**Task requirements**
Reproduce the listing below exactly. Pictures do not belong in the copy.

**Source material**
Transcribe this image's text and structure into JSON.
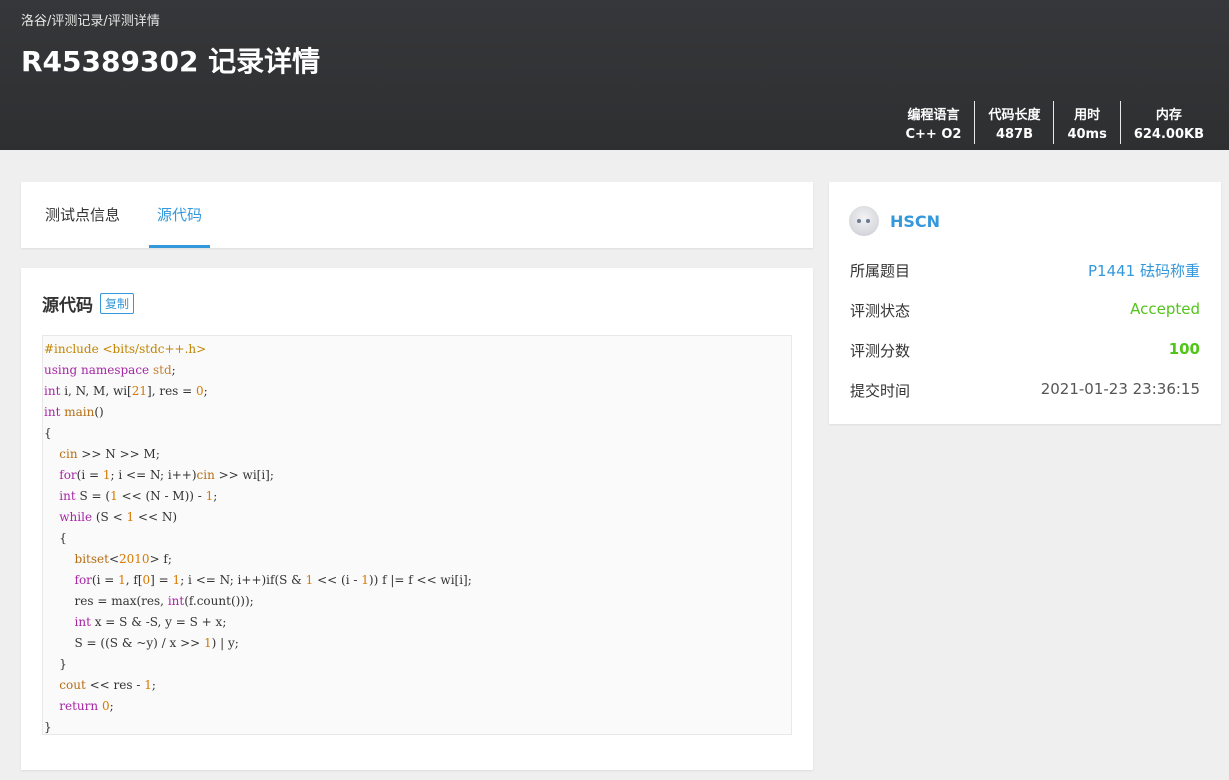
{
  "breadcrumb": [
    "洛谷",
    "评测记录",
    "评测详情"
  ],
  "breadcrumb_sep": " / ",
  "title": "R45389302 记录详情",
  "stats": [
    {
      "label": "编程语言",
      "value": "C++ O2"
    },
    {
      "label": "代码长度",
      "value": "487B"
    },
    {
      "label": "用时",
      "value": "40ms"
    },
    {
      "label": "内存",
      "value": "624.00KB"
    }
  ],
  "tabs": [
    "测试点信息",
    "源代码"
  ],
  "code_section": {
    "title": "源代码",
    "copy_label": "复制"
  },
  "code_lines": [
    "#include <bits/stdc++.h>",
    "using namespace std;",
    "int i, N, M, wi[21], res = 0;",
    "int main()",
    "{",
    "    cin >> N >> M;",
    "    for(i = 1; i <= N; i++)cin >> wi[i];",
    "    int S = (1 << (N - M)) - 1;",
    "    while (S < 1 << N)",
    "    {",
    "        bitset<2010> f;",
    "        for(i = 1, f[0] = 1; i <= N; i++)if(S & 1 << (i - 1)) f |= f << wi[i];",
    "        res = max(res, int(f.count()));",
    "        int x = S & -S, y = S + x;",
    "        S = ((S & ~y) / x >> 1) | y;",
    "    }",
    "    cout << res - 1;",
    "    return 0;",
    "}"
  ],
  "user": {
    "name": "HSCN"
  },
  "info": [
    {
      "label": "所属题目",
      "value": "P1441 砝码称重"
    },
    {
      "label": "评测状态",
      "value": "Accepted"
    },
    {
      "label": "评测分数",
      "value": "100"
    },
    {
      "label": "提交时间",
      "value": "2021-01-23 23:36:15"
    }
  ],
  "colors": {
    "accent": "#3498db",
    "accepted": "#52c41a",
    "header": "#333436"
  },
  "icons": {
    "avatar": "avatar-icon"
  }
}
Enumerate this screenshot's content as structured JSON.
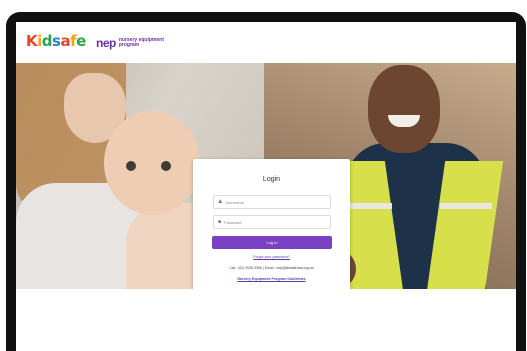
{
  "header": {
    "kids_logo": {
      "letters": [
        "K",
        "i",
        "d",
        "s",
        "a",
        "f",
        "e"
      ],
      "colors": [
        "#e8412c",
        "#f6a21c",
        "#2aa34a",
        "#2f7fc1",
        "#e8412c",
        "#f6a21c",
        "#2aa34a"
      ]
    },
    "nep_logo": {
      "mark": "nep",
      "line1": "nursery equipment",
      "line2": "program"
    }
  },
  "login": {
    "title": "Login",
    "username_placeholder": "Username",
    "password_placeholder": "Password",
    "button_label": "Log in",
    "forgot_link": "Forgot your password?",
    "contact_text": "Call : (02) 9036 3306  |  Email : nep@kidsafensw.org.au",
    "guidelines_link": "Nursery Equipment Program Guidelines"
  },
  "colors": {
    "accent": "#7b3fc4",
    "link": "#5b3ba6",
    "device_frame": "#111111"
  },
  "icons": {
    "username_icon": "user-icon",
    "password_icon": "lock-icon"
  }
}
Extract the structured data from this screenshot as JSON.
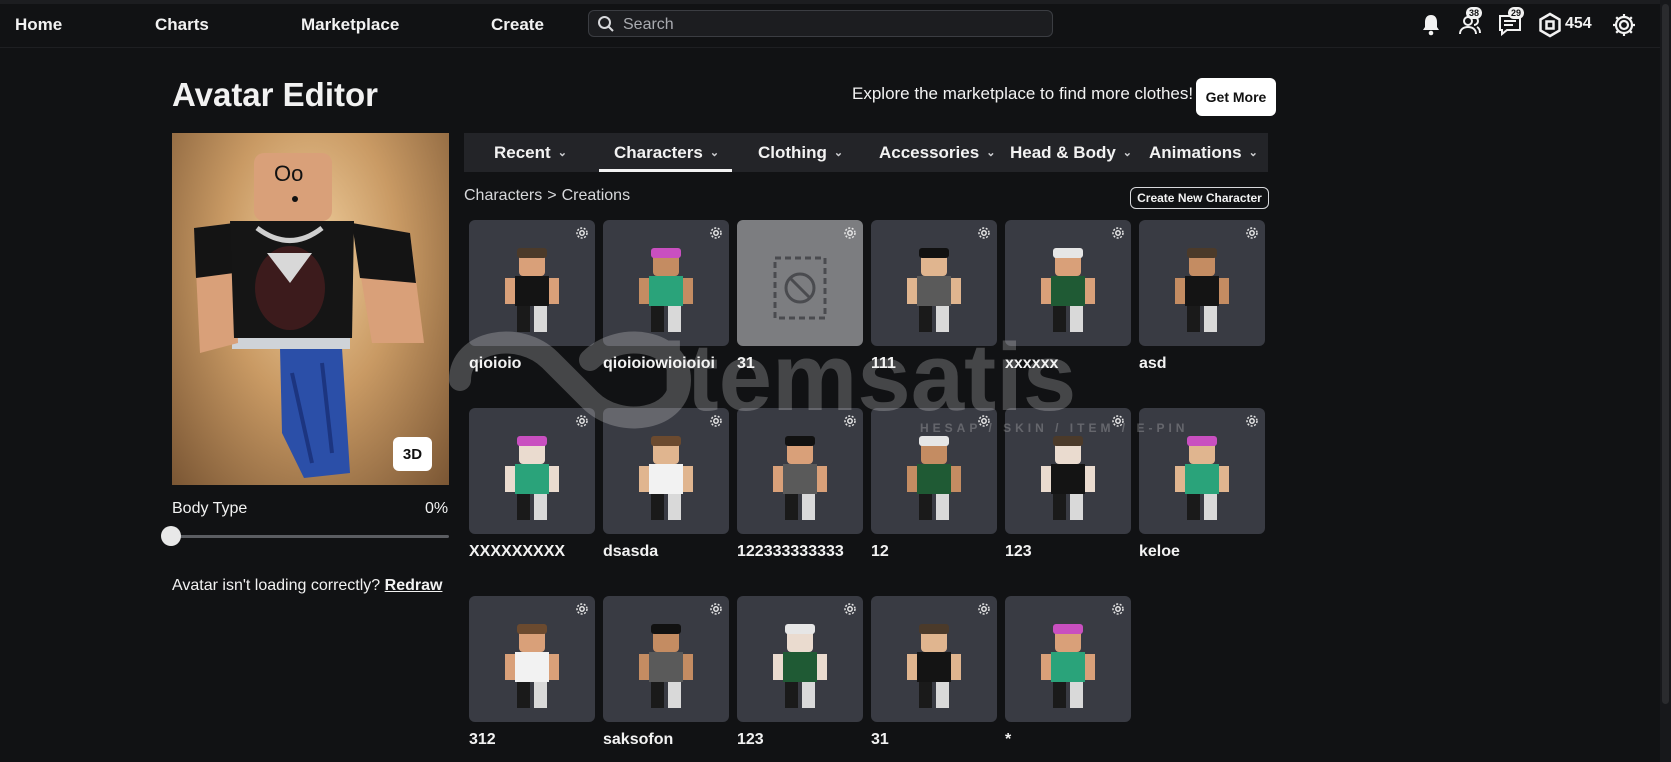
{
  "nav": {
    "home": "Home",
    "charts": "Charts",
    "marketplace": "Marketplace",
    "create": "Create",
    "search_placeholder": "Search",
    "friends_badge": "38",
    "messages_badge": "29",
    "robux": "454"
  },
  "header": {
    "title": "Avatar Editor",
    "explore_text": "Explore the marketplace to find more clothes!",
    "get_more": "Get More"
  },
  "preview": {
    "view_toggle": "3D",
    "body_type_label": "Body Type",
    "body_type_value": "0%",
    "body_type_fraction": 0,
    "loading_text": "Avatar isn't loading correctly?",
    "redraw": "Redraw"
  },
  "tabs": [
    {
      "label": "Recent"
    },
    {
      "label": "Characters"
    },
    {
      "label": "Clothing"
    },
    {
      "label": "Accessories"
    },
    {
      "label": "Head & Body"
    },
    {
      "label": "Animations"
    }
  ],
  "active_tab": "Characters",
  "breadcrumb": {
    "root": "Characters",
    "separator": ">",
    "current": "Creations"
  },
  "create_new": "Create New Character",
  "characters": [
    {
      "name": "qioioio"
    },
    {
      "name": "qioioiowioioioi"
    },
    {
      "name": "31"
    },
    {
      "name": "111"
    },
    {
      "name": "xxxxxx"
    },
    {
      "name": "asd"
    },
    {
      "name": "XXXXXXXXX"
    },
    {
      "name": "dsasda"
    },
    {
      "name": "122333333333"
    },
    {
      "name": "12"
    },
    {
      "name": "123"
    },
    {
      "name": "keloe"
    },
    {
      "name": "312"
    },
    {
      "name": "saksofon"
    },
    {
      "name": "123"
    },
    {
      "name": "31"
    },
    {
      "name": "*"
    }
  ],
  "watermark": "itemsatis",
  "watermark_sub": "HESAP / SKIN / ITEM / E-PIN"
}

**Result of the task**
Transcribe this image's text and structure into JSON.
{
  "breadcrumb": [
    "洛谷",
    "评测记录",
    "评测详情"
  ],
  "breadcrumb_sep": " / ",
  "title": "R45389302 记录详情",
  "stats": [
    {
      "label": "编程语言",
      "value": "C++ O2"
    },
    {
      "label": "代码长度",
      "value": "487B"
    },
    {
      "label": "用时",
      "value": "40ms"
    },
    {
      "label": "内存",
      "value": "624.00KB"
    }
  ],
  "tabs": [
    "测试点信息",
    "源代码"
  ],
  "code_section": {
    "title": "源代码",
    "copy_label": "复制"
  },
  "code_lines": [
    "#include <bits/stdc++.h>",
    "using namespace std;",
    "int i, N, M, wi[21], res = 0;",
    "int main()",
    "{",
    "    cin >> N >> M;",
    "    for(i = 1; i <= N; i++)cin >> wi[i];",
    "    int S = (1 << (N - M)) - 1;",
    "    while (S < 1 << N)",
    "    {",
    "        bitset<2010> f;",
    "        for(i = 1, f[0] = 1; i <= N; i++)if(S & 1 << (i - 1)) f |= f << wi[i];",
    "        res = max(res, int(f.count()));",
    "        int x = S & -S, y = S + x;",
    "        S = ((S & ~y) / x >> 1) | y;",
    "    }",
    "    cout << res - 1;",
    "    return 0;",
    "}"
  ],
  "user": {
    "name": "HSCN"
  },
  "info": [
    {
      "label": "所属题目",
      "value": "P1441 砝码称重"
    },
    {
      "label": "评测状态",
      "value": "Accepted"
    },
    {
      "label": "评测分数",
      "value": "100"
    },
    {
      "label": "提交时间",
      "value": "2021-01-23 23:36:15"
    }
  ],
  "colors": {
    "accent": "#3498db",
    "accepted": "#52c41a",
    "header": "#333436"
  },
  "icons": {
    "avatar": "avatar-icon"
  }
}
Enumerate this screenshot's content as structured JSON.
{
  "header": {
    "kids_logo": {
      "letters": [
        "K",
        "i",
        "d",
        "s",
        "a",
        "f",
        "e"
      ],
      "colors": [
        "#e8412c",
        "#f6a21c",
        "#2aa34a",
        "#2f7fc1",
        "#e8412c",
        "#f6a21c",
        "#2aa34a"
      ]
    },
    "nep_logo": {
      "mark": "nep",
      "line1": "nursery equipment",
      "line2": "program"
    }
  },
  "login": {
    "title": "Login",
    "username_placeholder": "Username",
    "password_placeholder": "Password",
    "button_label": "Log in",
    "forgot_link": "Forgot your password?",
    "contact_text": "Call : (02) 9036 3306  |  Email : nep@kidsafensw.org.au",
    "guidelines_link": "Nursery Equipment Program Guidelines"
  },
  "colors": {
    "accent": "#7b3fc4",
    "link": "#5b3ba6",
    "device_frame": "#111111"
  },
  "icons": {
    "username_icon": "user-icon",
    "password_icon": "lock-icon"
  }
}
Extract the structured data from this screenshot as JSON.
{
  "nav": {
    "home": "Home",
    "charts": "Charts",
    "marketplace": "Marketplace",
    "create": "Create",
    "search_placeholder": "Search",
    "friends_badge": "38",
    "messages_badge": "29",
    "robux": "454"
  },
  "header": {
    "title": "Avatar Editor",
    "explore_text": "Explore the marketplace to find more clothes!",
    "get_more": "Get More"
  },
  "preview": {
    "view_toggle": "3D",
    "body_type_label": "Body Type",
    "body_type_value": "0%",
    "body_type_fraction": 0,
    "loading_text": "Avatar isn't loading correctly?",
    "redraw": "Redraw"
  },
  "tabs": [
    {
      "label": "Recent"
    },
    {
      "label": "Characters"
    },
    {
      "label": "Clothing"
    },
    {
      "label": "Accessories"
    },
    {
      "label": "Head & Body"
    },
    {
      "label": "Animations"
    }
  ],
  "active_tab": "Characters",
  "breadcrumb": {
    "root": "Characters",
    "separator": ">",
    "current": "Creations"
  },
  "create_new": "Create New Character",
  "characters": [
    {
      "name": "qioioio"
    },
    {
      "name": "qioioiowioioioi"
    },
    {
      "name": "31"
    },
    {
      "name": "111"
    },
    {
      "name": "xxxxxx"
    },
    {
      "name": "asd"
    },
    {
      "name": "XXXXXXXXX"
    },
    {
      "name": "dsasda"
    },
    {
      "name": "122333333333"
    },
    {
      "name": "12"
    },
    {
      "name": "123"
    },
    {
      "name": "keloe"
    },
    {
      "name": "312"
    },
    {
      "name": "saksofon"
    },
    {
      "name": "123"
    },
    {
      "name": "31"
    },
    {
      "name": "*"
    }
  ],
  "watermark": "itemsatis",
  "watermark_sub": "HESAP / SKIN / ITEM / E-PIN"
}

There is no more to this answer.